*The problem*
Wherever a line in the data holds the word "this", pull that line out.

*Supplied records*
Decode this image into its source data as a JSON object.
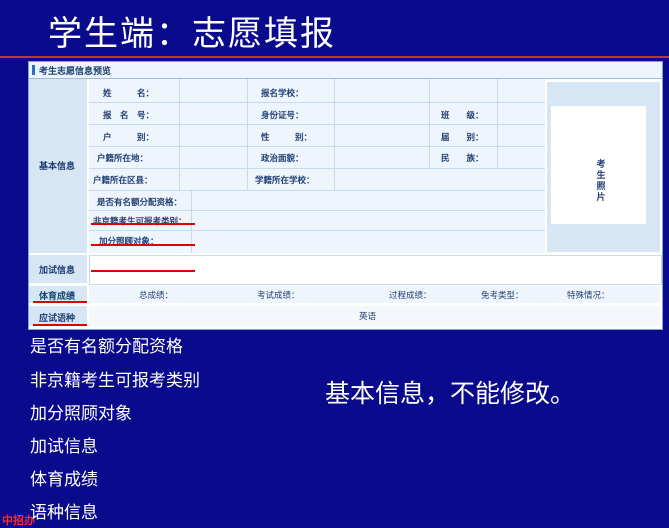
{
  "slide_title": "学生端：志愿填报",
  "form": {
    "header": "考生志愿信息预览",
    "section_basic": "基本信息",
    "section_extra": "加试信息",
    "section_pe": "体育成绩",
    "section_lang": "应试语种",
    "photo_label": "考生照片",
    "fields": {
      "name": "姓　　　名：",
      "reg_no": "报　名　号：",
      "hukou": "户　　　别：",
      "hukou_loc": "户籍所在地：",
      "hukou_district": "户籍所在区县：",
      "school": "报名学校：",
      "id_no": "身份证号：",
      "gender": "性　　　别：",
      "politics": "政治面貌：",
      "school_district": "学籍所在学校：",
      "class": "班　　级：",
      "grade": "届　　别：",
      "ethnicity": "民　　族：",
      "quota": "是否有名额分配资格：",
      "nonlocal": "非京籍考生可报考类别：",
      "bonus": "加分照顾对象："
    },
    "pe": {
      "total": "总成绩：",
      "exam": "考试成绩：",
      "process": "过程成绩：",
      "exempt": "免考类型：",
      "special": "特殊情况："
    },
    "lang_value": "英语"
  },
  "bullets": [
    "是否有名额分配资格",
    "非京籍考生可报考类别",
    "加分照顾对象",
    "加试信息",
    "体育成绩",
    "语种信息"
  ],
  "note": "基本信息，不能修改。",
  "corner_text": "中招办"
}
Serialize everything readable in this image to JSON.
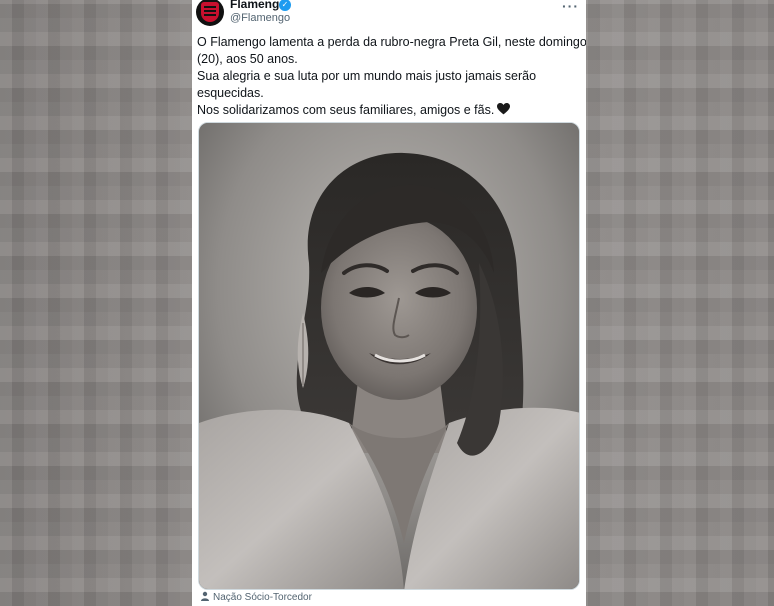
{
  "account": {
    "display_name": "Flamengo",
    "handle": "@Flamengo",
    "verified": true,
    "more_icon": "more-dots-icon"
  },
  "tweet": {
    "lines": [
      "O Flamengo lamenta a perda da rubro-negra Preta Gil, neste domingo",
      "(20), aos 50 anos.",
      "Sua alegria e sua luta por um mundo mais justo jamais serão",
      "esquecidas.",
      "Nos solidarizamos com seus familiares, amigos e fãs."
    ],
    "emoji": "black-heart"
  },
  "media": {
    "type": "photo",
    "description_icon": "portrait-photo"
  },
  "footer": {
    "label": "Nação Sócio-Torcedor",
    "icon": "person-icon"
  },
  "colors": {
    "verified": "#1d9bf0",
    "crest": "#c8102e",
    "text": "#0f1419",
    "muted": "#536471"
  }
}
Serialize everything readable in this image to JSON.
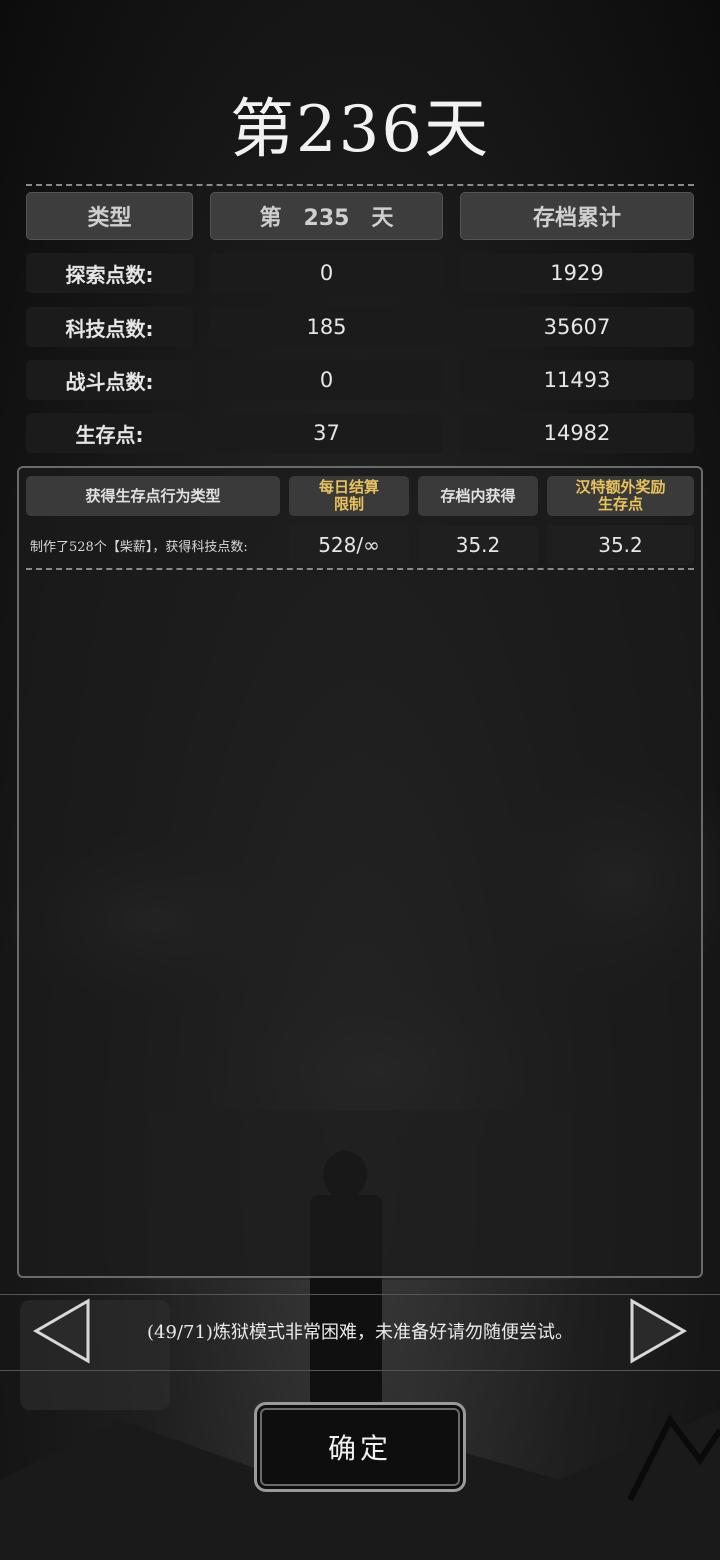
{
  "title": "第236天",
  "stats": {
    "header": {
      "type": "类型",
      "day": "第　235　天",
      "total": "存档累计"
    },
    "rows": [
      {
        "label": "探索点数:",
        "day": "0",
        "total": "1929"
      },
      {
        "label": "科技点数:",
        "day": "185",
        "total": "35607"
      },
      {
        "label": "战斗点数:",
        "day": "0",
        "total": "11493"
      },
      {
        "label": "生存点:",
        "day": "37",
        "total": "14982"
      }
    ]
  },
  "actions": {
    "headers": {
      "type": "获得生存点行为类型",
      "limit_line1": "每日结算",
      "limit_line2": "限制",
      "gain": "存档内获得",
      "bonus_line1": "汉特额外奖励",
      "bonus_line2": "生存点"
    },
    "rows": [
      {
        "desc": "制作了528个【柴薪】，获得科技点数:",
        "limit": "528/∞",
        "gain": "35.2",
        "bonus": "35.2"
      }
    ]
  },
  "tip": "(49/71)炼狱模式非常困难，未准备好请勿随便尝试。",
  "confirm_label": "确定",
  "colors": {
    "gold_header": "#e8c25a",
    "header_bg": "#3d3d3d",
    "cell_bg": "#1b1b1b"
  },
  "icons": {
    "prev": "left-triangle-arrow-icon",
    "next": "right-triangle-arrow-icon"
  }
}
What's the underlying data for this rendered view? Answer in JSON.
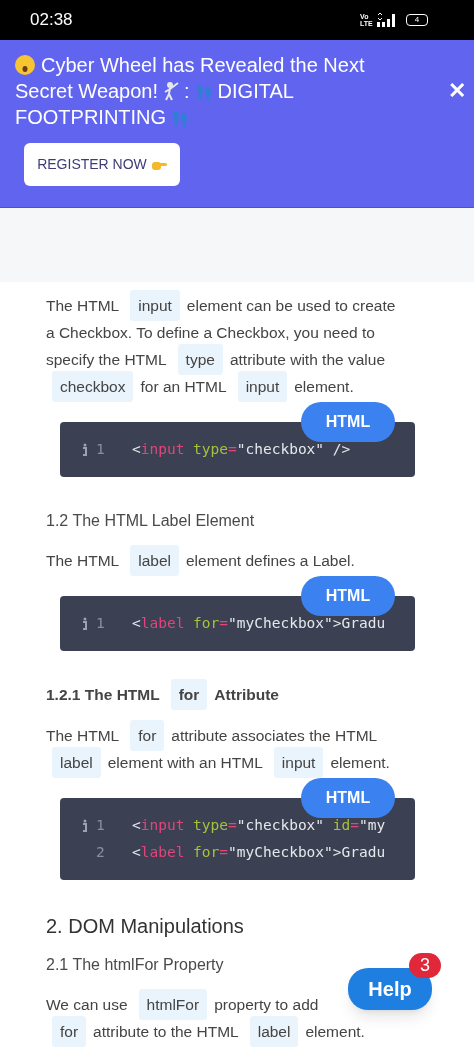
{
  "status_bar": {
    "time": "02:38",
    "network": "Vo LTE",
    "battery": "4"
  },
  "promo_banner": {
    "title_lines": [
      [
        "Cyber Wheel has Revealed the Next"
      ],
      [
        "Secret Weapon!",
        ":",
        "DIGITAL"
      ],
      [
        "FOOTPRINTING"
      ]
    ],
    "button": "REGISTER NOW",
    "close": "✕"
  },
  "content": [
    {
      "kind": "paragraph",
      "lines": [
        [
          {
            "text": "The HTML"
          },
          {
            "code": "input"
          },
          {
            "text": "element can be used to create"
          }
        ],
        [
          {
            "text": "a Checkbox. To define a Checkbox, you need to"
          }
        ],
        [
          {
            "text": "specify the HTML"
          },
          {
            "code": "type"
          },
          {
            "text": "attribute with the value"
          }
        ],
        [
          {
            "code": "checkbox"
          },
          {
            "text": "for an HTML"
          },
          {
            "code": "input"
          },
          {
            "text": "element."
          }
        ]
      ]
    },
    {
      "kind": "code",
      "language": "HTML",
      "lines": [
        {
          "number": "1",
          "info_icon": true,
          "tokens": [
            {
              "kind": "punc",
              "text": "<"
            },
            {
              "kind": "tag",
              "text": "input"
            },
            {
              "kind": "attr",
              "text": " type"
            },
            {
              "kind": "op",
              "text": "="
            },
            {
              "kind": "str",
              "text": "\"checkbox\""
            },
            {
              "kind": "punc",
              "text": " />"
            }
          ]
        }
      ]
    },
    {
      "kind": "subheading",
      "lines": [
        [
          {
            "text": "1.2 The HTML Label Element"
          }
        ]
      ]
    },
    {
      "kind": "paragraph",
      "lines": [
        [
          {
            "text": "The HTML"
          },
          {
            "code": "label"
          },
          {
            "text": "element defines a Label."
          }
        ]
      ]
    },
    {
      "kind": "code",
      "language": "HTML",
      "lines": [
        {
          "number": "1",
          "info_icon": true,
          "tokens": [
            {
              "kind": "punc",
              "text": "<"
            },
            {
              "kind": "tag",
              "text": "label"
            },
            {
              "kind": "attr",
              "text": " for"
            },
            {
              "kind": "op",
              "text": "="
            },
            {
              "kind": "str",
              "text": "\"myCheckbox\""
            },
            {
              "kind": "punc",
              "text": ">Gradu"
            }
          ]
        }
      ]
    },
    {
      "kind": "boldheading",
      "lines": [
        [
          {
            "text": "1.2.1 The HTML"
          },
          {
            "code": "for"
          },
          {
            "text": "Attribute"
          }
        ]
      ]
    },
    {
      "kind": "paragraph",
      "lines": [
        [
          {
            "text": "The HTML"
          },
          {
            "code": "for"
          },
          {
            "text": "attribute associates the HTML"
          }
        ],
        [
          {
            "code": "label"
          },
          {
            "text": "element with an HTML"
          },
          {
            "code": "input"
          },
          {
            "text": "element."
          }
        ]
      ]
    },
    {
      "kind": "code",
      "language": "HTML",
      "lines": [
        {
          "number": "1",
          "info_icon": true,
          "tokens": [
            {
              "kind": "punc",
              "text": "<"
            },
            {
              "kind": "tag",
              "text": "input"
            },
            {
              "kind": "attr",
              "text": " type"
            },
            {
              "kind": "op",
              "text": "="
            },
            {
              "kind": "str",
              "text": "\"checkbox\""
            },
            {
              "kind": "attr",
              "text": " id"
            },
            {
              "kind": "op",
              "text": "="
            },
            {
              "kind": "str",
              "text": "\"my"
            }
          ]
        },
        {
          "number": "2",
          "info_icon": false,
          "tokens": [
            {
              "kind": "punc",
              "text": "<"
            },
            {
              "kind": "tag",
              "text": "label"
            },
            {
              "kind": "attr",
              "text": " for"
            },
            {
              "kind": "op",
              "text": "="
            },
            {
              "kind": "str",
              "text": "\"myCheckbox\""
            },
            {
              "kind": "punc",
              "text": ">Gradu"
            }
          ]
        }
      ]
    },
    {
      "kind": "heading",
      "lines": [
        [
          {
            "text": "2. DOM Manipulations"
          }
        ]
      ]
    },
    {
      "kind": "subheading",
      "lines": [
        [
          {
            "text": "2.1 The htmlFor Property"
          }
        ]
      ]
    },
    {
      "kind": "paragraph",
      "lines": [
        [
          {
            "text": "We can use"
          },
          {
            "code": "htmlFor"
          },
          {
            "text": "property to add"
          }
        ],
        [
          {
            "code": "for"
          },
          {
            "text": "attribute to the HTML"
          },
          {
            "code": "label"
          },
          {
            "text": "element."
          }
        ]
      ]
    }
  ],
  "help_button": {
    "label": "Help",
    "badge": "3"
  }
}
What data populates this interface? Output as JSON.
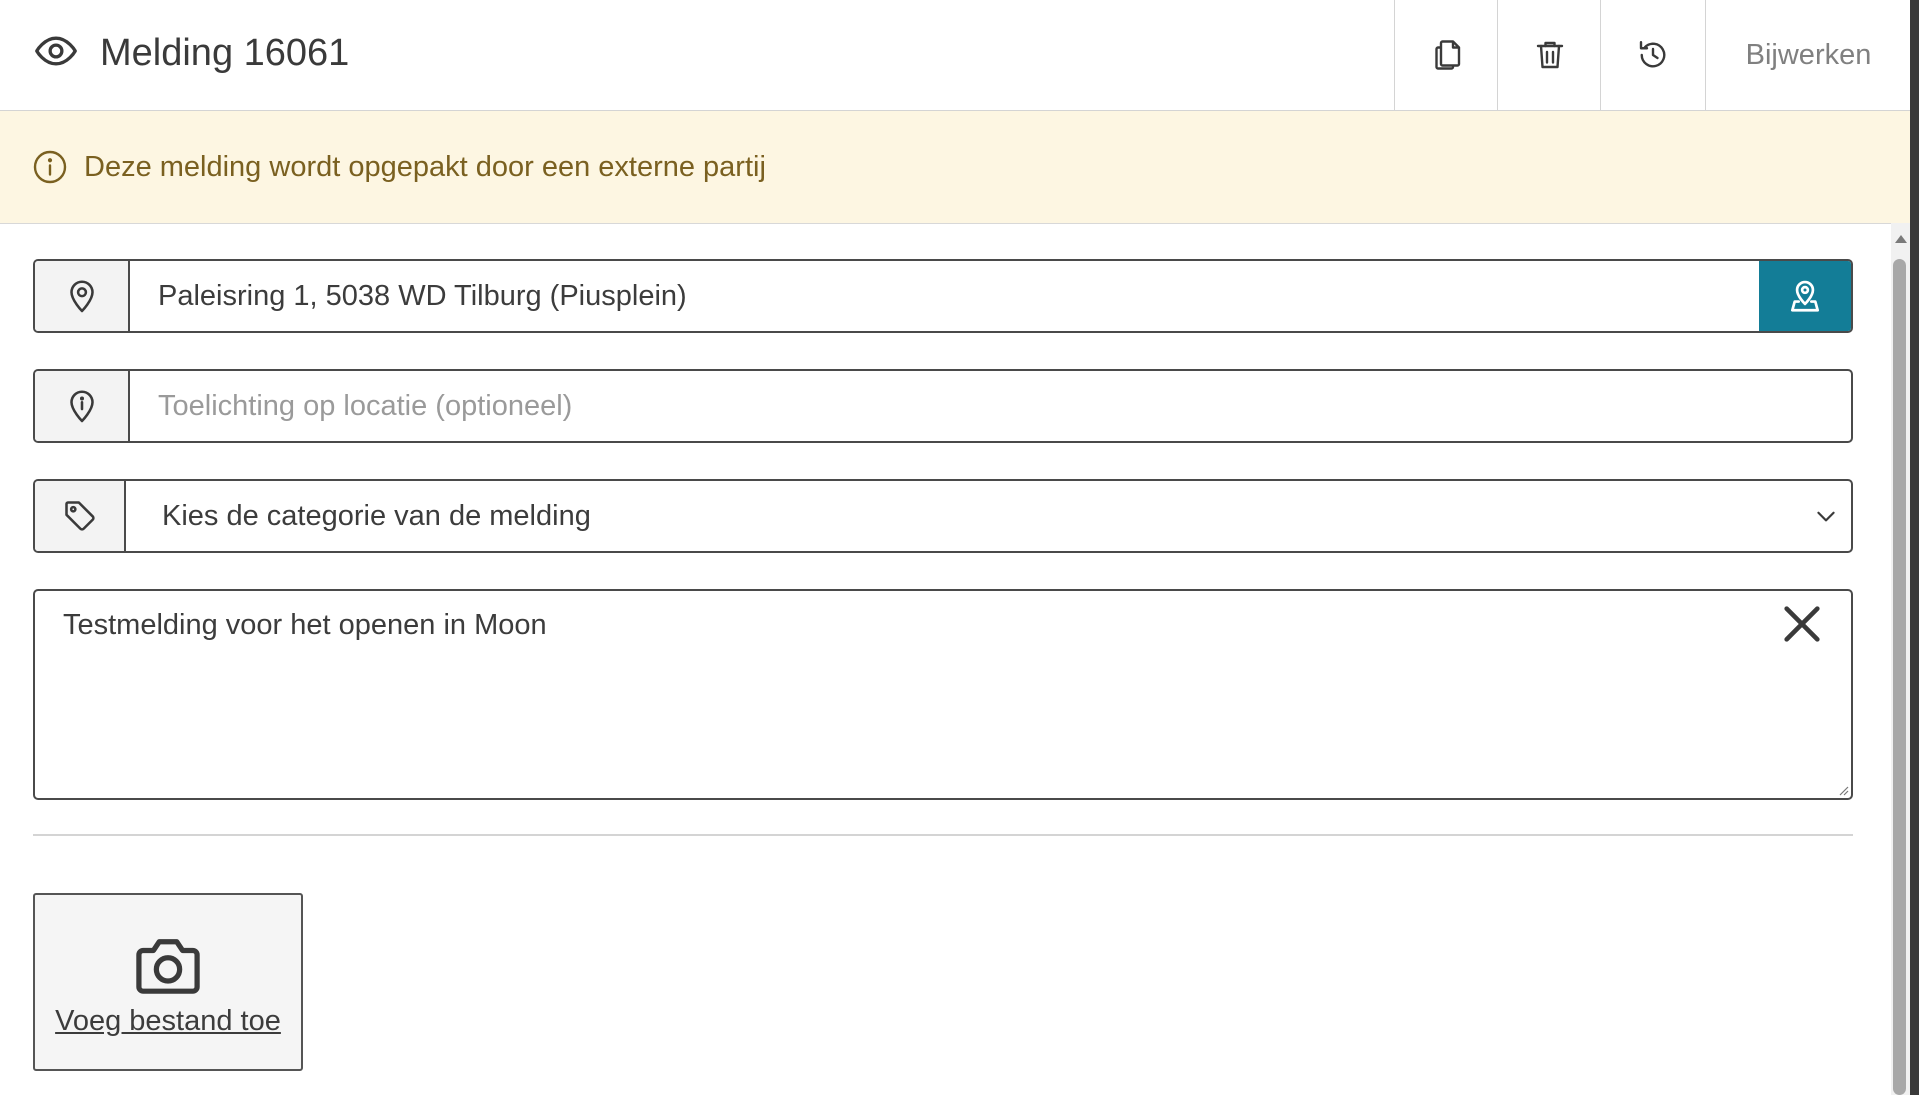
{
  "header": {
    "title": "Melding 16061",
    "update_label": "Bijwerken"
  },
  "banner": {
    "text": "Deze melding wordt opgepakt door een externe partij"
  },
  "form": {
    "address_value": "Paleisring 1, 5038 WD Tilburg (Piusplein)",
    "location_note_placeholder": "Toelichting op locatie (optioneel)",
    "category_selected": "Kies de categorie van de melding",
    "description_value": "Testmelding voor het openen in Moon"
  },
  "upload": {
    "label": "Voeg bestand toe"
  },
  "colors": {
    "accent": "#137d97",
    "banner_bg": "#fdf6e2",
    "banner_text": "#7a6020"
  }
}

*Completed task*
Decode this image into its source data as a JSON object.
Serialize everything readable in this image to JSON.
Serialize everything readable in this image to JSON.
What's the underlying data for this rendered view? Answer in JSON.
What data populates this interface? Output as JSON.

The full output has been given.